Russia's Federation Council on December 22 signed off on the ratification process of the controversial constitutional amendments that will extend the presidential term of office to six years and that of Duma deputies to five.
And what a whirlwind ride it has been!
President Dmitry Medvedev first proposed the innovations in his address to the Federal Assembly on November 5. Duma deputies mulled the portentous innovations for a couple of weeks and duly raised their hands on November 21. The Federation Council signed on on November 26, sending the measure to the regional legislatures for their consideration. The approval of two-thirds of those bodies was required for the changes to become law.
On November 27 -- one day after the Federation Council voted! -- Kabardino-Balkaria became the first region to OK the changes. On December 16, 60 of the country's 83 regional legislatures had approved the changes, passing the two-thirds mark and by December 18, all 83 had unanimously said, "Let's go!" Yesterday -- December 22 -- the Federation Council approved those approvals, and all that is left is for Medvedev to sign on the dotted line.
Around the Russian Federation in 47 days.

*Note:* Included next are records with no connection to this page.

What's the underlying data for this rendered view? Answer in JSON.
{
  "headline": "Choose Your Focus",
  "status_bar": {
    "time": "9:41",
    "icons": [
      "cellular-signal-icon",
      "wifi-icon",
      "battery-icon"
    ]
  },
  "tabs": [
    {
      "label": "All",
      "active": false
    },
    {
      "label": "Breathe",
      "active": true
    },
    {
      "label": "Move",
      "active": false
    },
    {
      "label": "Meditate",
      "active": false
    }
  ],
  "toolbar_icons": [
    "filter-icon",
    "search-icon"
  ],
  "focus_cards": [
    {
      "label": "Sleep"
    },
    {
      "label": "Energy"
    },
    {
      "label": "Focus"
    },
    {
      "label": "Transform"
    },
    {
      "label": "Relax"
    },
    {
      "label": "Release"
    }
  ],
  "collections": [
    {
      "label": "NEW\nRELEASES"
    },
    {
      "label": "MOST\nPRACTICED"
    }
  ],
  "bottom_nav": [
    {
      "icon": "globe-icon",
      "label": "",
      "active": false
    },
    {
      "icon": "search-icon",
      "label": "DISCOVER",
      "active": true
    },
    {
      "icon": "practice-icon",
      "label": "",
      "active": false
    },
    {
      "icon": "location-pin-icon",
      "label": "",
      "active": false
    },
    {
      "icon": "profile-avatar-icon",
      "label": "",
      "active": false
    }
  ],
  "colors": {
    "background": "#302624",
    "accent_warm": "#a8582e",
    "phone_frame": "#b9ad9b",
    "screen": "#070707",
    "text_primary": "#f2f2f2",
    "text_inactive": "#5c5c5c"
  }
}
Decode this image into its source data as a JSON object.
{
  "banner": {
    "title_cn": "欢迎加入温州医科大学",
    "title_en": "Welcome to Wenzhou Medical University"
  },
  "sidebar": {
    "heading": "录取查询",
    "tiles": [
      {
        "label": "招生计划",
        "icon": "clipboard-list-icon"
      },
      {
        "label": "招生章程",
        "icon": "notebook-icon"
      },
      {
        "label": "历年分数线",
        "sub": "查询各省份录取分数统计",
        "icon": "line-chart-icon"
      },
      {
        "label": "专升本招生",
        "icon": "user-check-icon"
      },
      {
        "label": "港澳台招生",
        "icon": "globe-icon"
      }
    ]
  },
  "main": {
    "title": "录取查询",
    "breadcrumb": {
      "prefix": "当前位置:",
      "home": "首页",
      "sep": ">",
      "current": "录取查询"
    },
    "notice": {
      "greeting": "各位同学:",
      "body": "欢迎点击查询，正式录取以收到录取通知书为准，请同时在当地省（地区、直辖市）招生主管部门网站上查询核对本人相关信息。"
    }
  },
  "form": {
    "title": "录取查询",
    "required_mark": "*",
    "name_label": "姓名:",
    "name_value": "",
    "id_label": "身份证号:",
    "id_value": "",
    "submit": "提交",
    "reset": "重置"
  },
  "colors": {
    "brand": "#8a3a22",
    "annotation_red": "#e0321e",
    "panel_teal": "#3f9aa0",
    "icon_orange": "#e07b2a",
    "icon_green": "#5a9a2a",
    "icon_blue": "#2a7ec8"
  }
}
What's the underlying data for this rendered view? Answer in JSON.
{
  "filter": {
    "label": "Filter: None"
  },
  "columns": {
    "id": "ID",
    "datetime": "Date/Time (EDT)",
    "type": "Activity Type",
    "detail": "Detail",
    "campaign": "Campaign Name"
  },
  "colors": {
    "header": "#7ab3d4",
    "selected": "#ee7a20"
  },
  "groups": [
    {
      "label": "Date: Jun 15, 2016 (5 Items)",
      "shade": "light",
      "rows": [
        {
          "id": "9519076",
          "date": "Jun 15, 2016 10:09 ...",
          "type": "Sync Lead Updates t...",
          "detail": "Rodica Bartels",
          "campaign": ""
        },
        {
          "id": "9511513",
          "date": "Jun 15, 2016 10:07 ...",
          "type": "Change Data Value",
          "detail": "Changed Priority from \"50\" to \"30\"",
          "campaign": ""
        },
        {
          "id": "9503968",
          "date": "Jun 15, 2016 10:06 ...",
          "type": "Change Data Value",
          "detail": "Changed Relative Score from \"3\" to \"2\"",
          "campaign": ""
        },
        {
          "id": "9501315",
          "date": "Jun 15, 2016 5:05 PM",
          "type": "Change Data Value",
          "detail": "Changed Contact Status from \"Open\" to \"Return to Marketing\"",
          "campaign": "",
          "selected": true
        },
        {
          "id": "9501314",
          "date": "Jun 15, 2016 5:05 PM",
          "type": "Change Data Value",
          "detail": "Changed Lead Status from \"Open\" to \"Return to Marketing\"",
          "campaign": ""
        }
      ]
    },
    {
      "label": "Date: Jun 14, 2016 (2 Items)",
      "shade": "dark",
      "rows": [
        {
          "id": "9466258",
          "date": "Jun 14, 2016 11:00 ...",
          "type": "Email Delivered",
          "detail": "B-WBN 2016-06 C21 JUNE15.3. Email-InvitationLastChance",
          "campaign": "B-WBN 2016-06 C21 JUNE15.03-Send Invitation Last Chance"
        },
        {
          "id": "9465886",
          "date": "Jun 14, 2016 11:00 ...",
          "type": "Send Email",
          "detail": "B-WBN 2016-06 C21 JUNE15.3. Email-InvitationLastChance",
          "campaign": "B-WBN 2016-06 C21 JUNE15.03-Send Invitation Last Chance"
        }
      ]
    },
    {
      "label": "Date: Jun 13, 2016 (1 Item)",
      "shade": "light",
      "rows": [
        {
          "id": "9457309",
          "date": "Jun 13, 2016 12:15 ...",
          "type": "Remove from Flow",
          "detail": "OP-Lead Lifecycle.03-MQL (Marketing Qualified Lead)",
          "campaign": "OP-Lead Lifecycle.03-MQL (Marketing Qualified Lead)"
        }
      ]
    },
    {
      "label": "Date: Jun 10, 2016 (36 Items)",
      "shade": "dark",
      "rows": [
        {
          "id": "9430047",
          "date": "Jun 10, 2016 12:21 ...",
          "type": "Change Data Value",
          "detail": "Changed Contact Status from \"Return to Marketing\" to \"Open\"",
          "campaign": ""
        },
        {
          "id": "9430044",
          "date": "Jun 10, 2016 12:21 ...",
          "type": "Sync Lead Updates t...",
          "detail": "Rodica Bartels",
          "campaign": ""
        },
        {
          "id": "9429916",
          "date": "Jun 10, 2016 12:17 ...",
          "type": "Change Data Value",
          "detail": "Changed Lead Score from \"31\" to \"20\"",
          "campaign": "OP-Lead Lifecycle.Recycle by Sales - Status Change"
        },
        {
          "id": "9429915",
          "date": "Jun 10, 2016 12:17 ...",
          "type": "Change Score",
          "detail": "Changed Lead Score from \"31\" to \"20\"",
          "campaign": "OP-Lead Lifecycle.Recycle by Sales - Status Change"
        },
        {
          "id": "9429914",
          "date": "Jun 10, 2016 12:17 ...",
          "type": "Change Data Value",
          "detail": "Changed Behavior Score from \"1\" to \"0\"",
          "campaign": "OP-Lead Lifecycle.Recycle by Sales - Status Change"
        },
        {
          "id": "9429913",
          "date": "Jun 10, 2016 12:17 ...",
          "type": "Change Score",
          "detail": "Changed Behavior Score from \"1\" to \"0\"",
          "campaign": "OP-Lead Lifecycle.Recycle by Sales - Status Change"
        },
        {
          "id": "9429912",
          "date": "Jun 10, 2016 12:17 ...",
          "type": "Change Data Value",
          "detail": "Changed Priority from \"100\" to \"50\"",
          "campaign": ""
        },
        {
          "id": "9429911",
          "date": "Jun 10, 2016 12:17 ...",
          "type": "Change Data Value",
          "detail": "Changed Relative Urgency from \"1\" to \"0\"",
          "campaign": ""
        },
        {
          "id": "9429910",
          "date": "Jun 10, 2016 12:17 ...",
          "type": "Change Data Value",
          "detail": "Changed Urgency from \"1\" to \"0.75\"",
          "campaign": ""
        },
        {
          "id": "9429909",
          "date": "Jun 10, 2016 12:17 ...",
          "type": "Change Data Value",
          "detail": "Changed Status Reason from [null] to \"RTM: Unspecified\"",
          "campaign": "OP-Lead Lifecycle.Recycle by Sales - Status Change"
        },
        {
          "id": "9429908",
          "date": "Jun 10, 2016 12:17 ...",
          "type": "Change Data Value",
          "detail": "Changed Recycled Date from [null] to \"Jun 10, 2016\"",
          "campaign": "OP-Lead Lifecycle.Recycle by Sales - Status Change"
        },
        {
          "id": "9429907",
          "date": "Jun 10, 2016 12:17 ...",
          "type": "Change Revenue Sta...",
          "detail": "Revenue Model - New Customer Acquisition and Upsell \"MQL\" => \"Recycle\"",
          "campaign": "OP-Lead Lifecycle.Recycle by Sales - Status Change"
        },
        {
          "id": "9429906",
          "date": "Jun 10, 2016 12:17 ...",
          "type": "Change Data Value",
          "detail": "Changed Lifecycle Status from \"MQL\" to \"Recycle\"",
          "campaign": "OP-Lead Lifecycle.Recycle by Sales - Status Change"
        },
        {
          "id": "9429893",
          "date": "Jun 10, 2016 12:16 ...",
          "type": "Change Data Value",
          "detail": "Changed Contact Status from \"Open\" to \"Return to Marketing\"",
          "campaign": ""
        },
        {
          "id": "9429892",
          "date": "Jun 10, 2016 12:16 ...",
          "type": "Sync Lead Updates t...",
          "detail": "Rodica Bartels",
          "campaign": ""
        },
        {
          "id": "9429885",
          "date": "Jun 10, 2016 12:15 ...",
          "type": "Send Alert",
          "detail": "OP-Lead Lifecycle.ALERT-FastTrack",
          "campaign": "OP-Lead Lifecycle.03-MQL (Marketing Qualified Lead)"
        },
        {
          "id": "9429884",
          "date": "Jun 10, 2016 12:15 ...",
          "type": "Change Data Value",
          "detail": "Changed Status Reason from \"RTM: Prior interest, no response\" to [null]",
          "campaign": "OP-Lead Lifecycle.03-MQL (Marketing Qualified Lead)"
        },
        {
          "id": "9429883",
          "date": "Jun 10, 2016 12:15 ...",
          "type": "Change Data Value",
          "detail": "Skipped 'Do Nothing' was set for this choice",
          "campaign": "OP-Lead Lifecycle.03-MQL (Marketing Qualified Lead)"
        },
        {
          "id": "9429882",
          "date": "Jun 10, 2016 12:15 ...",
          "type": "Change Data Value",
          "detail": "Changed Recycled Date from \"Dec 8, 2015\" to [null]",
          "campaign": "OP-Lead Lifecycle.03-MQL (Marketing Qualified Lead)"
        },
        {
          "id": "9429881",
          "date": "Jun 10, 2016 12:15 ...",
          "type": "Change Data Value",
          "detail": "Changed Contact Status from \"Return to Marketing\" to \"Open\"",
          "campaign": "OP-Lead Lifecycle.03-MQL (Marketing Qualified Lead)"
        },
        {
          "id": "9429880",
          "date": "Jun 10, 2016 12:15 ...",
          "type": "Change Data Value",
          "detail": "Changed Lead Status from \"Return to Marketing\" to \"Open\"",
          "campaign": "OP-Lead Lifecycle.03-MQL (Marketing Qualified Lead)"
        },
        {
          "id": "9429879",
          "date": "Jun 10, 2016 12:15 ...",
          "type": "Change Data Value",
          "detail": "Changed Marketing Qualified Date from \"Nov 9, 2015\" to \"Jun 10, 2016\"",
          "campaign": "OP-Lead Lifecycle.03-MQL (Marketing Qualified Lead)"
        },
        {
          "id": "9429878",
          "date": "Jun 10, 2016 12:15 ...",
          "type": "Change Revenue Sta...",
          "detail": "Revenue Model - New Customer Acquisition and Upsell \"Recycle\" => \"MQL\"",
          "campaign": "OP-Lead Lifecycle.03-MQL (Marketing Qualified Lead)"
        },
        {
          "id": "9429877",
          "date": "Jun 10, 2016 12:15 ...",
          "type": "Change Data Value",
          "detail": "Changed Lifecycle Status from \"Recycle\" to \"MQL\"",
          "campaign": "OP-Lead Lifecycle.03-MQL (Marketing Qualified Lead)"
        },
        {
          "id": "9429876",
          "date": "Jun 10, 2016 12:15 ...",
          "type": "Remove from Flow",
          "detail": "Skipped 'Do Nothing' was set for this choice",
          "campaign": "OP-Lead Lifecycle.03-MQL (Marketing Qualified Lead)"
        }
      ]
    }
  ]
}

By comparison, the inefficient Americans took just less than four years to pass the 22nd amendment to their constitution, the one that barred a person from being elected president more than two times. That change was introduced in Congress on March 21, 1947 and became law on February 28, 1951. Or consider the 25th amendment, which established the order of succession if the president cannot complete his or her term of office. That one was proposed on July 6, 1965 and ratified on February 10, 1967.
But Russia isn't the only country trying to improve its democracy by toying with presidential terms. Washington ProFile reports that 26 countries have done so since 1992. Fourteen of them -- paragons like Belarus, Kazakhstan, Turkmenistan, Uzbekistan, Uganda, and -- now -- Russia -- have loosened up restrictions on how many times a person can be elected president and/or have lengthened terms of office. Similar changes are now under way in Azerbaijan, as well.
Only France, for some reason, is swimming against this tide. In 2000, the French reduced the presidential term from seven years to five, arguing that seven years is too long and a shorter term would be "more modern" and allow citizens to vote more often. Medvedev, to the extent that he explained his reasoning on extending the term at all, argued that leaders need time to implement their decisions so that voters can judge them on their results rather than their promises.
(Incidentally, gazeta.ru spoke with one of the authors of Russia's constitution, Sergei Shakrai, about the term changes and other constitutional modifications under discussion. That interview is available in English here.)
But Russia's sprint to the finish may not be as smooth as Medvedev and Prime Minister Vladimir Putin hoped. The liberal Yabloko party yesterday issued a statement declaring that the Federation Council's final seal of approval today is illegal. The approval was based on the federal law On the Acceptance and Coming into Force of Amendments to the Constitution of the Russian Federation. That law specifies that the Federation Council must give the regional legislatures one full year to ratify the amendments and must consider their ratifications at its first session following the expiration of that one-year period. There is no exception to this clause in the event that enough legislatures approve the changes before the deadline or even, as in this case, if all legislatures do so.
According to Yabloko, the 1998 law was written this way "in order to avoid haste and accepting amendments to the basic law of the country without due discussion." It gives regional legislatures enough time to reconsider their approvals or disapprovals, allowing a democratic deliberative process to unfold at the regional level. The provision that regional legislatures could change their minds on approval could potentially be important (maybe not in Putin's Russia, but theoretically....) in regions holding legislative elections during the approval year. Nine regions of Russia will be holding such elections in March.
Of course, the Kremlin will have its way on this issue, but Yabloko could make trouble. The party has vowed to contest this point through the Russian court system and, most likely, would not balk at taking it to the European Court of Human Rights. That court is already considering cases that could potentially nullify the 2007 Duma elections (won't happen, but could....). Having a high-visibility international forum like the Strasbourg court render judgment on such key aspects of the Putinist political system is an embarrassment the Kremlin certainly would have preferred to avoid.
But the ghosts of Russia's 1998 lawmakers are still haunting the country's political process.